• [What the task asks] Set down the records again, keeping each line exactly as it is.

• [Records for this task]
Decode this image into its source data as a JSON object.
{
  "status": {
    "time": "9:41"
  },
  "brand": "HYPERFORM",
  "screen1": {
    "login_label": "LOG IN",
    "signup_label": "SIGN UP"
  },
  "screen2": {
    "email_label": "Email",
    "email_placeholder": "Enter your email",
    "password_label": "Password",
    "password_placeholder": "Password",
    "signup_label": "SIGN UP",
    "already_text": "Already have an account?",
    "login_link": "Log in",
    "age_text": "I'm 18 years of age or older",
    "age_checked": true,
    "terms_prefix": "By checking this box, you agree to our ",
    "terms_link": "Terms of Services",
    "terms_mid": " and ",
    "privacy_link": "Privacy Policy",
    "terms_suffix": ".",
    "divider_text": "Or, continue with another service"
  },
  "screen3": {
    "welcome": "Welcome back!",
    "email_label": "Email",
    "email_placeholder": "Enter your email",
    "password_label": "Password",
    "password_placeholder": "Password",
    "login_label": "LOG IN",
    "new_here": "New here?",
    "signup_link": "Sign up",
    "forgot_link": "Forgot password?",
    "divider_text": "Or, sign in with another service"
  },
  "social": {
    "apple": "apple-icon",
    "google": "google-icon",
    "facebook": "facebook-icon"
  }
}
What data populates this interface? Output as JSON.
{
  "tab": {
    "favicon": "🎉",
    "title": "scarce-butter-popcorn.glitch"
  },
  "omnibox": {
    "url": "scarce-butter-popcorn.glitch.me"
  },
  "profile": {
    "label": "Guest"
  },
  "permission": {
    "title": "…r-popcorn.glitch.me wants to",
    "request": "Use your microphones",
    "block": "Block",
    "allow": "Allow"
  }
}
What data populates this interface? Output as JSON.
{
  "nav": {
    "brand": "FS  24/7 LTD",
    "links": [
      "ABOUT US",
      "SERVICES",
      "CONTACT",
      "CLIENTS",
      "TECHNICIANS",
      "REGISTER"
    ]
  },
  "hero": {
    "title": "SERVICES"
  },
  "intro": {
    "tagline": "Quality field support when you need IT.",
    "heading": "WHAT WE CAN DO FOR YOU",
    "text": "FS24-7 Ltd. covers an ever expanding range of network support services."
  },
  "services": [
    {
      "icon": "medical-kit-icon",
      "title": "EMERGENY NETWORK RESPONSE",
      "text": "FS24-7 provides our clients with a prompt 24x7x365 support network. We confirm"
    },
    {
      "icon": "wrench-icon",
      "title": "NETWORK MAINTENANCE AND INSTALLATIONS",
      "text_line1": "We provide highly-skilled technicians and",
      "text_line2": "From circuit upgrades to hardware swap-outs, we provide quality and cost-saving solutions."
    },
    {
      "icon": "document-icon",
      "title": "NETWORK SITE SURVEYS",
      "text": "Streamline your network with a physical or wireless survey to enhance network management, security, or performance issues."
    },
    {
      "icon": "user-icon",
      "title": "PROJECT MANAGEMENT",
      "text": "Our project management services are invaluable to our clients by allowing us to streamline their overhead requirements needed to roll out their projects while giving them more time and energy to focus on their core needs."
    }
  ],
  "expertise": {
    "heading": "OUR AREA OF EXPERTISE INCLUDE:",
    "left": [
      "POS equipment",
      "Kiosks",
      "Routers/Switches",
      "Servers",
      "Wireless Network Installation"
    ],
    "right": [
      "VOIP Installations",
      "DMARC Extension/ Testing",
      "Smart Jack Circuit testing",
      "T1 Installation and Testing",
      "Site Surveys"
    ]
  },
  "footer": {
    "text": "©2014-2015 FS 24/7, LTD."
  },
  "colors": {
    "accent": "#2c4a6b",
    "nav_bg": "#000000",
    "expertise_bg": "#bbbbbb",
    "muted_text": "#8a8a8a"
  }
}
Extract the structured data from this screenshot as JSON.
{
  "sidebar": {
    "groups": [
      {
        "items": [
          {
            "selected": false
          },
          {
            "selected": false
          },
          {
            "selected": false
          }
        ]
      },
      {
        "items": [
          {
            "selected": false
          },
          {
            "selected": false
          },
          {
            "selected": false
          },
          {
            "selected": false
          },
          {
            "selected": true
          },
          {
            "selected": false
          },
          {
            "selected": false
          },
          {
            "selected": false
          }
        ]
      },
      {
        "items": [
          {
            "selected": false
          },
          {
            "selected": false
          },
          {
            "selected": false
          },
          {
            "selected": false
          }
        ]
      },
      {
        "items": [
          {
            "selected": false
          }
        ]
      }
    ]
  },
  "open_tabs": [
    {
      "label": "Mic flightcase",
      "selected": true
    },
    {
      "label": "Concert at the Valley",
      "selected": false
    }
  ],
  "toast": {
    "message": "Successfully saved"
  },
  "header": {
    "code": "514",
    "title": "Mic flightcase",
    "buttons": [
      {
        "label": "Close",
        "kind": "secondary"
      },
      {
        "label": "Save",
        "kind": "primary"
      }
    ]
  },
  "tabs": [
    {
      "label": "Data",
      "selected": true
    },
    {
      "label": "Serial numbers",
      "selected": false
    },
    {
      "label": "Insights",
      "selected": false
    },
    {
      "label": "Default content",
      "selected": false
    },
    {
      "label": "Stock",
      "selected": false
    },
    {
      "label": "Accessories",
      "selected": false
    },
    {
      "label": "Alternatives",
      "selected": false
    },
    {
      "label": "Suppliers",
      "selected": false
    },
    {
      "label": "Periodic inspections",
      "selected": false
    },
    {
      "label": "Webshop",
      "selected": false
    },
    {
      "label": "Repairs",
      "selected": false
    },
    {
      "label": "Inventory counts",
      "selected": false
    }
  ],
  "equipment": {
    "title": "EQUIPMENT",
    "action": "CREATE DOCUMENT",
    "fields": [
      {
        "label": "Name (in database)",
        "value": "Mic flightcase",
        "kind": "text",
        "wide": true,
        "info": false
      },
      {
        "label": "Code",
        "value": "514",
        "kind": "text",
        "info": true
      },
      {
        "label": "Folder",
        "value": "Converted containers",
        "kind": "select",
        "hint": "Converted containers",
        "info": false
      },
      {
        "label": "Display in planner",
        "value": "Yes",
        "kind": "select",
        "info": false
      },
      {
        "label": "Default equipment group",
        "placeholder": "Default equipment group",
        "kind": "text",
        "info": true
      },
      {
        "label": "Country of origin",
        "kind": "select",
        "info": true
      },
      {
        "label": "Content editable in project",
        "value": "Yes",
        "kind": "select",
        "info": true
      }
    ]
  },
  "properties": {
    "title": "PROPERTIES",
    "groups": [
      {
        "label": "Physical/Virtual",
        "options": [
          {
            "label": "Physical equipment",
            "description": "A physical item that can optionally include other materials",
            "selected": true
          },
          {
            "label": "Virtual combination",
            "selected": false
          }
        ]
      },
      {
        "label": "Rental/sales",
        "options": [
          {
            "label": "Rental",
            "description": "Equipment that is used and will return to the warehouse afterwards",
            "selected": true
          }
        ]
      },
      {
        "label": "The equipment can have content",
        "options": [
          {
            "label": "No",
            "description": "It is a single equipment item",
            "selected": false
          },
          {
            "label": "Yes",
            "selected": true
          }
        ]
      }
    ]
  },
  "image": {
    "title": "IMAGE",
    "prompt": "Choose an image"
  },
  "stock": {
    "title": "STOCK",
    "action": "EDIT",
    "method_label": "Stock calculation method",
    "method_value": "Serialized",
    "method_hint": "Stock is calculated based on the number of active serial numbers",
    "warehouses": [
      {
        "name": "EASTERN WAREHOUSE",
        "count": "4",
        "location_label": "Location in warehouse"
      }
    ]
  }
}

• [Response]
Decode this image into its source data as a JSON object.
{
  "status": {
    "time": "9:41"
  },
  "brand": "HYPERFORM",
  "screen1": {
    "login_label": "LOG IN",
    "signup_label": "SIGN UP"
  },
  "screen2": {
    "email_label": "Email",
    "email_placeholder": "Enter your email",
    "password_label": "Password",
    "password_placeholder": "Password",
    "signup_label": "SIGN UP",
    "already_text": "Already have an account?",
    "login_link": "Log in",
    "age_text": "I'm 18 years of age or older",
    "age_checked": true,
    "terms_prefix": "By checking this box, you agree to our ",
    "terms_link": "Terms of Services",
    "terms_mid": " and ",
    "privacy_link": "Privacy Policy",
    "terms_suffix": ".",
    "divider_text": "Or, continue with another service"
  },
  "screen3": {
    "welcome": "Welcome back!",
    "email_label": "Email",
    "email_placeholder": "Enter your email",
    "password_label": "Password",
    "password_placeholder": "Password",
    "login_label": "LOG IN",
    "new_here": "New here?",
    "signup_link": "Sign up",
    "forgot_link": "Forgot password?",
    "divider_text": "Or, sign in with another service"
  },
  "social": {
    "apple": "apple-icon",
    "google": "google-icon",
    "facebook": "facebook-icon"
  }
}
What data populates this interface? Output as JSON.
{
  "tab": {
    "favicon": "🎉",
    "title": "scarce-butter-popcorn.glitch"
  },
  "omnibox": {
    "url": "scarce-butter-popcorn.glitch.me"
  },
  "profile": {
    "label": "Guest"
  },
  "permission": {
    "title": "…r-popcorn.glitch.me wants to",
    "request": "Use your microphones",
    "block": "Block",
    "allow": "Allow"
  }
}
What data populates this interface? Output as JSON.
{
  "nav": {
    "brand": "FS  24/7 LTD",
    "links": [
      "ABOUT US",
      "SERVICES",
      "CONTACT",
      "CLIENTS",
      "TECHNICIANS",
      "REGISTER"
    ]
  },
  "hero": {
    "title": "SERVICES"
  },
  "intro": {
    "tagline": "Quality field support when you need IT.",
    "heading": "WHAT WE CAN DO FOR YOU",
    "text": "FS24-7 Ltd. covers an ever expanding range of network support services."
  },
  "services": [
    {
      "icon": "medical-kit-icon",
      "title": "EMERGENY NETWORK RESPONSE",
      "text": "FS24-7 provides our clients with a prompt 24x7x365 support network. We confirm"
    },
    {
      "icon": "wrench-icon",
      "title": "NETWORK MAINTENANCE AND INSTALLATIONS",
      "text_line1": "We provide highly-skilled technicians and",
      "text_line2": "From circuit upgrades to hardware swap-outs, we provide quality and cost-saving solutions."
    },
    {
      "icon": "document-icon",
      "title": "NETWORK SITE SURVEYS",
      "text": "Streamline your network with a physical or wireless survey to enhance network management, security, or performance issues."
    },
    {
      "icon": "user-icon",
      "title": "PROJECT MANAGEMENT",
      "text": "Our project management services are invaluable to our clients by allowing us to streamline their overhead requirements needed to roll out their projects while giving them more time and energy to focus on their core needs."
    }
  ],
  "expertise": {
    "heading": "OUR AREA OF EXPERTISE INCLUDE:",
    "left": [
      "POS equipment",
      "Kiosks",
      "Routers/Switches",
      "Servers",
      "Wireless Network Installation"
    ],
    "right": [
      "VOIP Installations",
      "DMARC Extension/ Testing",
      "Smart Jack Circuit testing",
      "T1 Installation and Testing",
      "Site Surveys"
    ]
  },
  "footer": {
    "text": "©2014-2015 FS 24/7, LTD."
  },
  "colors": {
    "accent": "#2c4a6b",
    "nav_bg": "#000000",
    "expertise_bg": "#bbbbbb",
    "muted_text": "#8a8a8a"
  }
}
Extract the structured data from this screenshot as JSON.
{
  "sidebar": {
    "groups": [
      {
        "items": [
          {
            "selected": false
          },
          {
            "selected": false
          },
          {
            "selected": false
          }
        ]
      },
      {
        "items": [
          {
            "selected": false
          },
          {
            "selected": false
          },
          {
            "selected": false
          },
          {
            "selected": false
          },
          {
            "selected": true
          },
          {
            "selected": false
          },
          {
            "selected": false
          },
          {
            "selected": false
          }
        ]
      },
      {
        "items": [
          {
            "selected": false
          },
          {
            "selected": false
          },
          {
            "selected": false
          },
          {
            "selected": false
          }
        ]
      },
      {
        "items": [
          {
            "selected": false
          }
        ]
      }
    ]
  },
  "open_tabs": [
    {
      "label": "Mic flightcase",
      "selected": true
    },
    {
      "label": "Concert at the Valley",
      "selected": false
    }
  ],
  "toast": {
    "message": "Successfully saved"
  },
  "header": {
    "code": "514",
    "title": "Mic flightcase",
    "buttons": [
      {
        "label": "Close",
        "kind": "secondary"
      },
      {
        "label": "Save",
        "kind": "primary"
      }
    ]
  },
  "tabs": [
    {
      "label": "Data",
      "selected": true
    },
    {
      "label": "Serial numbers",
      "selected": false
    },
    {
      "label": "Insights",
      "selected": false
    },
    {
      "label": "Default content",
      "selected": false
    },
    {
      "label": "Stock",
      "selected": false
    },
    {
      "label": "Accessories",
      "selected": false
    },
    {
      "label": "Alternatives",
      "selected": false
    },
    {
      "label": "Suppliers",
      "selected": false
    },
    {
      "label": "Periodic inspections",
      "selected": false
    },
    {
      "label": "Webshop",
      "selected": false
    },
    {
      "label": "Repairs",
      "selected": false
    },
    {
      "label": "Inventory counts",
      "selected": false
    }
  ],
  "equipment": {
    "title": "EQUIPMENT",
    "action": "CREATE DOCUMENT",
    "fields": [
      {
        "label": "Name (in database)",
        "value": "Mic flightcase",
        "kind": "text",
        "wide": true,
        "info": false
      },
      {
        "label": "Code",
        "value": "514",
        "kind": "text",
        "info": true
      },
      {
        "label": "Folder",
        "value": "Converted containers",
        "kind": "select",
        "hint": "Converted containers",
        "info": false
      },
      {
        "label": "Display in planner",
        "value": "Yes",
        "kind": "select",
        "info": false
      },
      {
        "label": "Default equipment group",
        "placeholder": "Default equipment group",
        "kind": "text",
        "info": true
      },
      {
        "label": "Country of origin",
        "kind": "select",
        "info": true
      },
      {
        "label": "Content editable in project",
        "value": "Yes",
        "kind": "select",
        "info": true
      }
    ]
  },
  "properties": {
    "title": "PROPERTIES",
    "groups": [
      {
        "label": "Physical/Virtual",
        "options": [
          {
            "label": "Physical equipment",
            "description": "A physical item that can optionally include other materials",
            "selected": true
          },
          {
            "label": "Virtual combination",
            "selected": false
          }
        ]
      },
      {
        "label": "Rental/sales",
        "options": [
          {
            "label": "Rental",
            "description": "Equipment that is used and will return to the warehouse afterwards",
            "selected": true
          }
        ]
      },
      {
        "label": "The equipment can have content",
        "options": [
          {
            "label": "No",
            "description": "It is a single equipment item",
            "selected": false
          },
          {
            "label": "Yes",
            "selected": true
          }
        ]
      }
    ]
  },
  "image": {
    "title": "IMAGE",
    "prompt": "Choose an image"
  },
  "stock": {
    "title": "STOCK",
    "action": "EDIT",
    "method_label": "Stock calculation method",
    "method_value": "Serialized",
    "method_hint": "Stock is calculated based on the number of active serial numbers",
    "warehouses": [
      {
        "name": "EASTERN WAREHOUSE",
        "count": "4",
        "location_label": "Location in warehouse"
      }
    ]
  }
}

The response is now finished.